=== Begin Enclosure ===

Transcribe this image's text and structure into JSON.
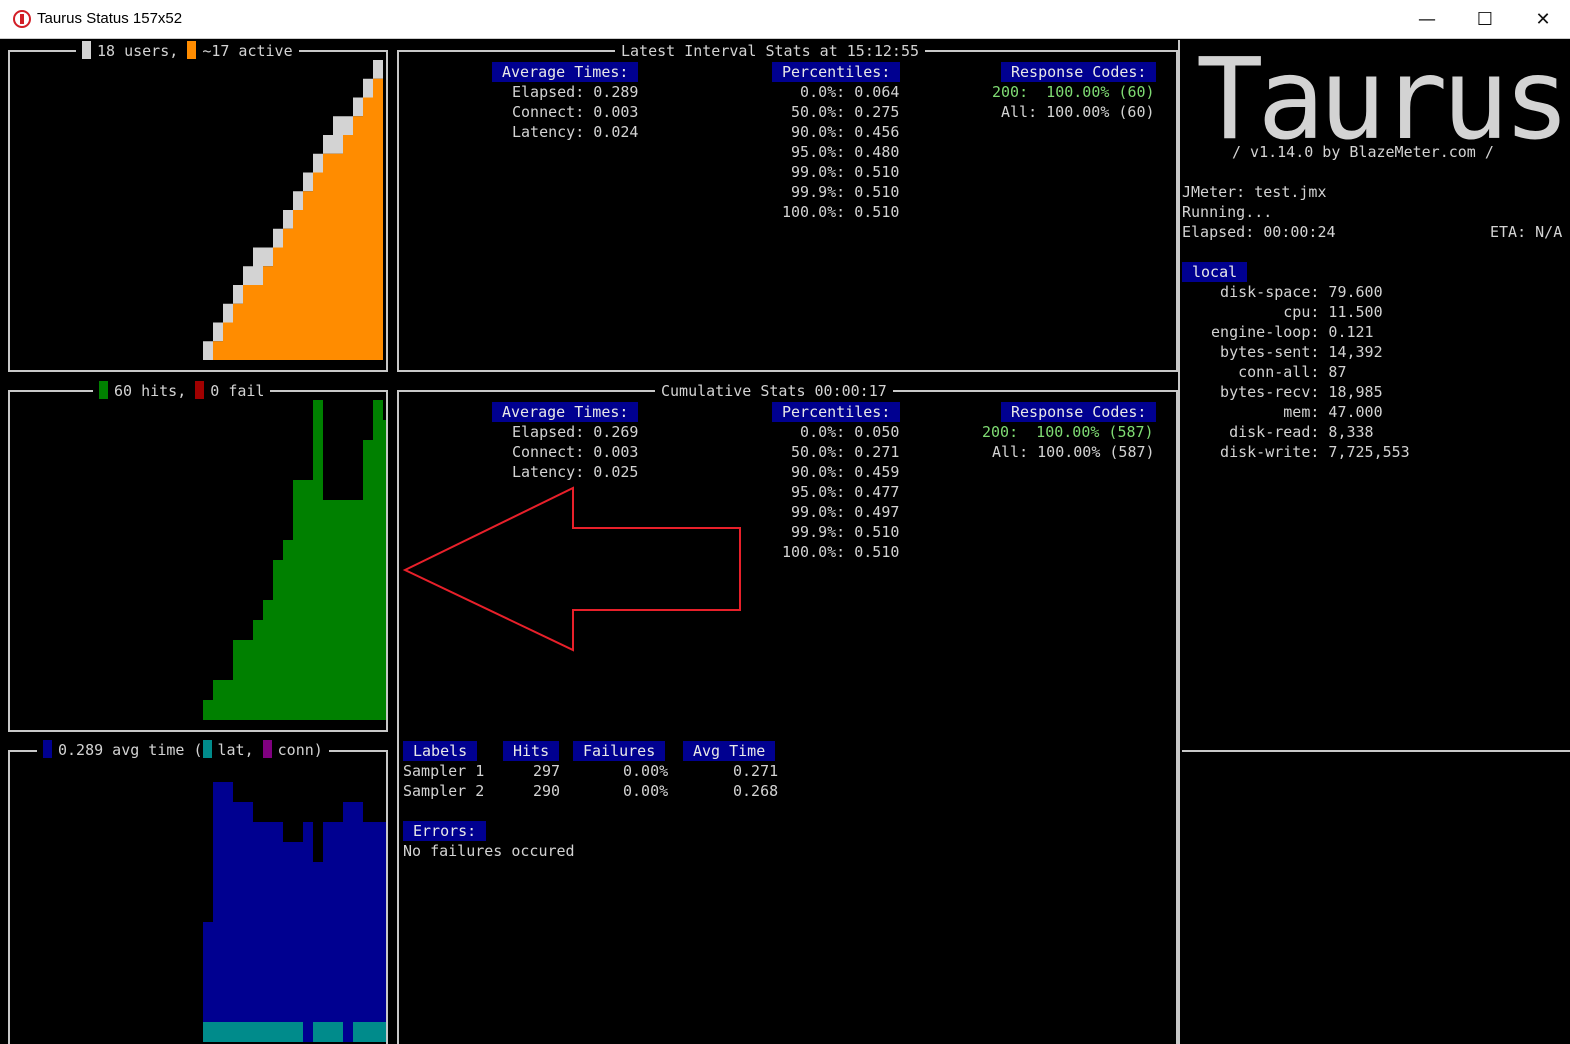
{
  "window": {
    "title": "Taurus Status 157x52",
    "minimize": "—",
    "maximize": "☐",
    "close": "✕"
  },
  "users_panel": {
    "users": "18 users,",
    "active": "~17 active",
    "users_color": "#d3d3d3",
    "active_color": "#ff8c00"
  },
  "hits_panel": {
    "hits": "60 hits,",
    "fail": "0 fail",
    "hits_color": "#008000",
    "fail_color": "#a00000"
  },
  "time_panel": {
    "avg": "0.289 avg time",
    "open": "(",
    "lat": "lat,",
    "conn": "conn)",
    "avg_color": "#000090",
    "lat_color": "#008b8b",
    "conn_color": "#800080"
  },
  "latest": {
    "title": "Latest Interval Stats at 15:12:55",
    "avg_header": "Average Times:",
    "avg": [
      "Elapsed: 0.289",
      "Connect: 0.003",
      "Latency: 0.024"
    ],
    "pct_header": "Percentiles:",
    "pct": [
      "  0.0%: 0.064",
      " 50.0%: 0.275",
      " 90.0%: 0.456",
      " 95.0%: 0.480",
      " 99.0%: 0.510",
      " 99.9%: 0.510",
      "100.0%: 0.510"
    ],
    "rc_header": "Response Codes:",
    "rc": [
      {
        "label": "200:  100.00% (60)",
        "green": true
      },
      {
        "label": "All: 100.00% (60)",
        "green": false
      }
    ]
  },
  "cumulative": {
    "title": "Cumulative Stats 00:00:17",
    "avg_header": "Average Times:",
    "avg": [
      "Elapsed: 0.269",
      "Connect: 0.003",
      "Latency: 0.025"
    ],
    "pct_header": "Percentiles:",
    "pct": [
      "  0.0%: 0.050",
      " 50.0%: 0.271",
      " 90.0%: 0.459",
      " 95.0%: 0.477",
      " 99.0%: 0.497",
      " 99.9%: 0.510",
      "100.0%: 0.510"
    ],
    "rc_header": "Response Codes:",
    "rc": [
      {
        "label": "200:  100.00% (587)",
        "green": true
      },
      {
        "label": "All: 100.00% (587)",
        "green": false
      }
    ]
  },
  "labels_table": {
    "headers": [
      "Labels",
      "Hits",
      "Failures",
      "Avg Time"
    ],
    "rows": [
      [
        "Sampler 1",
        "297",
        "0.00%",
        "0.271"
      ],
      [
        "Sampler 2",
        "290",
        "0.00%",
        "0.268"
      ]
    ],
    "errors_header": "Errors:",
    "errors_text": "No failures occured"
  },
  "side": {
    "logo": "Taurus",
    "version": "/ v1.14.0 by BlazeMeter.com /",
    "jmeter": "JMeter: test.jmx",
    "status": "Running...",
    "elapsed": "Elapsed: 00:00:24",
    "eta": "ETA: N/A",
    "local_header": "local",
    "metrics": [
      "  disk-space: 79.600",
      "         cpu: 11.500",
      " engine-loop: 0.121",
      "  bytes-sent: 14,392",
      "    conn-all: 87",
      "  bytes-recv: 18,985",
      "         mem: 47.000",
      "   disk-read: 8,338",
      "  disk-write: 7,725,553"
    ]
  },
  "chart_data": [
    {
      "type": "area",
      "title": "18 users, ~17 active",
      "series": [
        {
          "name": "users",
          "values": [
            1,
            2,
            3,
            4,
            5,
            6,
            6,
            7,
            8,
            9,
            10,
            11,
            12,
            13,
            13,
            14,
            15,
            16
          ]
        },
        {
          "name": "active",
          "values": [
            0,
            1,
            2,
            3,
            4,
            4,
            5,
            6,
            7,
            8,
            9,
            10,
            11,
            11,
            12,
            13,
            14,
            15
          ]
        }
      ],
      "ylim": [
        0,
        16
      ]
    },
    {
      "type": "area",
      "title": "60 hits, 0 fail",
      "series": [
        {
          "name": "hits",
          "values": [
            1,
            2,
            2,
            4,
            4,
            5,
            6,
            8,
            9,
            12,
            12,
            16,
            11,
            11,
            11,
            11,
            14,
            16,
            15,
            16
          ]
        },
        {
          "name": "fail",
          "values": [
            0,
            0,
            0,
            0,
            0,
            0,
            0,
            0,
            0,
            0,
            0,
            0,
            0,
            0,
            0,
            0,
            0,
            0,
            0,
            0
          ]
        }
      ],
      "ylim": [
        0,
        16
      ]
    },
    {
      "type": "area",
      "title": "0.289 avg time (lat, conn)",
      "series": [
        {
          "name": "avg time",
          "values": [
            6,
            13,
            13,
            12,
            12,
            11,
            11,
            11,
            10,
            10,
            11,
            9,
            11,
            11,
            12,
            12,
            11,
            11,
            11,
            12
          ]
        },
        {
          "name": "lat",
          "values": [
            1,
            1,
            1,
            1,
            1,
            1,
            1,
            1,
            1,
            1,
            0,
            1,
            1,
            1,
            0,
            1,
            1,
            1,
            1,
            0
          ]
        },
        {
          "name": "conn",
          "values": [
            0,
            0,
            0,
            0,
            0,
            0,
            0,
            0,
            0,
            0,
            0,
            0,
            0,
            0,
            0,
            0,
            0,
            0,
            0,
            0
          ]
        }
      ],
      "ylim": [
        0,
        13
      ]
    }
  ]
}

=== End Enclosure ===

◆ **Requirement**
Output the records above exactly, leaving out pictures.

◆ **Reply**
Transcribe this image's text and structure into JSON.
{
  "window": {
    "title": "Taurus Status 157x52",
    "minimize": "—",
    "maximize": "☐",
    "close": "✕"
  },
  "users_panel": {
    "users": "18 users,",
    "active": "~17 active",
    "users_color": "#d3d3d3",
    "active_color": "#ff8c00"
  },
  "hits_panel": {
    "hits": "60 hits,",
    "fail": "0 fail",
    "hits_color": "#008000",
    "fail_color": "#a00000"
  },
  "time_panel": {
    "avg": "0.289 avg time",
    "open": "(",
    "lat": "lat,",
    "conn": "conn)",
    "avg_color": "#000090",
    "lat_color": "#008b8b",
    "conn_color": "#800080"
  },
  "latest": {
    "title": "Latest Interval Stats at 15:12:55",
    "avg_header": "Average Times:",
    "avg": [
      "Elapsed: 0.289",
      "Connect: 0.003",
      "Latency: 0.024"
    ],
    "pct_header": "Percentiles:",
    "pct": [
      "  0.0%: 0.064",
      " 50.0%: 0.275",
      " 90.0%: 0.456",
      " 95.0%: 0.480",
      " 99.0%: 0.510",
      " 99.9%: 0.510",
      "100.0%: 0.510"
    ],
    "rc_header": "Response Codes:",
    "rc": [
      {
        "label": "200:  100.00% (60)",
        "green": true
      },
      {
        "label": "All: 100.00% (60)",
        "green": false
      }
    ]
  },
  "cumulative": {
    "title": "Cumulative Stats 00:00:17",
    "avg_header": "Average Times:",
    "avg": [
      "Elapsed: 0.269",
      "Connect: 0.003",
      "Latency: 0.025"
    ],
    "pct_header": "Percentiles:",
    "pct": [
      "  0.0%: 0.050",
      " 50.0%: 0.271",
      " 90.0%: 0.459",
      " 95.0%: 0.477",
      " 99.0%: 0.497",
      " 99.9%: 0.510",
      "100.0%: 0.510"
    ],
    "rc_header": "Response Codes:",
    "rc": [
      {
        "label": "200:  100.00% (587)",
        "green": true
      },
      {
        "label": "All: 100.00% (587)",
        "green": false
      }
    ]
  },
  "labels_table": {
    "headers": [
      "Labels",
      "Hits",
      "Failures",
      "Avg Time"
    ],
    "rows": [
      [
        "Sampler 1",
        "297",
        "0.00%",
        "0.271"
      ],
      [
        "Sampler 2",
        "290",
        "0.00%",
        "0.268"
      ]
    ],
    "errors_header": "Errors:",
    "errors_text": "No failures occured"
  },
  "side": {
    "logo": "Taurus",
    "version": "/ v1.14.0 by BlazeMeter.com /",
    "jmeter": "JMeter: test.jmx",
    "status": "Running...",
    "elapsed": "Elapsed: 00:00:24",
    "eta": "ETA: N/A",
    "local_header": "local",
    "metrics": [
      "  disk-space: 79.600",
      "         cpu: 11.500",
      " engine-loop: 0.121",
      "  bytes-sent: 14,392",
      "    conn-all: 87",
      "  bytes-recv: 18,985",
      "         mem: 47.000",
      "   disk-read: 8,338",
      "  disk-write: 7,725,553"
    ]
  },
  "chart_data": [
    {
      "type": "area",
      "title": "18 users, ~17 active",
      "series": [
        {
          "name": "users",
          "values": [
            1,
            2,
            3,
            4,
            5,
            6,
            6,
            7,
            8,
            9,
            10,
            11,
            12,
            13,
            13,
            14,
            15,
            16
          ]
        },
        {
          "name": "active",
          "values": [
            0,
            1,
            2,
            3,
            4,
            4,
            5,
            6,
            7,
            8,
            9,
            10,
            11,
            11,
            12,
            13,
            14,
            15
          ]
        }
      ],
      "ylim": [
        0,
        16
      ]
    },
    {
      "type": "area",
      "title": "60 hits, 0 fail",
      "series": [
        {
          "name": "hits",
          "values": [
            1,
            2,
            2,
            4,
            4,
            5,
            6,
            8,
            9,
            12,
            12,
            16,
            11,
            11,
            11,
            11,
            14,
            16,
            15,
            16
          ]
        },
        {
          "name": "fail",
          "values": [
            0,
            0,
            0,
            0,
            0,
            0,
            0,
            0,
            0,
            0,
            0,
            0,
            0,
            0,
            0,
            0,
            0,
            0,
            0,
            0
          ]
        }
      ],
      "ylim": [
        0,
        16
      ]
    },
    {
      "type": "area",
      "title": "0.289 avg time (lat, conn)",
      "series": [
        {
          "name": "avg time",
          "values": [
            6,
            13,
            13,
            12,
            12,
            11,
            11,
            11,
            10,
            10,
            11,
            9,
            11,
            11,
            12,
            12,
            11,
            11,
            11,
            12
          ]
        },
        {
          "name": "lat",
          "values": [
            1,
            1,
            1,
            1,
            1,
            1,
            1,
            1,
            1,
            1,
            0,
            1,
            1,
            1,
            0,
            1,
            1,
            1,
            1,
            0
          ]
        },
        {
          "name": "conn",
          "values": [
            0,
            0,
            0,
            0,
            0,
            0,
            0,
            0,
            0,
            0,
            0,
            0,
            0,
            0,
            0,
            0,
            0,
            0,
            0,
            0
          ]
        }
      ],
      "ylim": [
        0,
        13
      ]
    }
  ]
}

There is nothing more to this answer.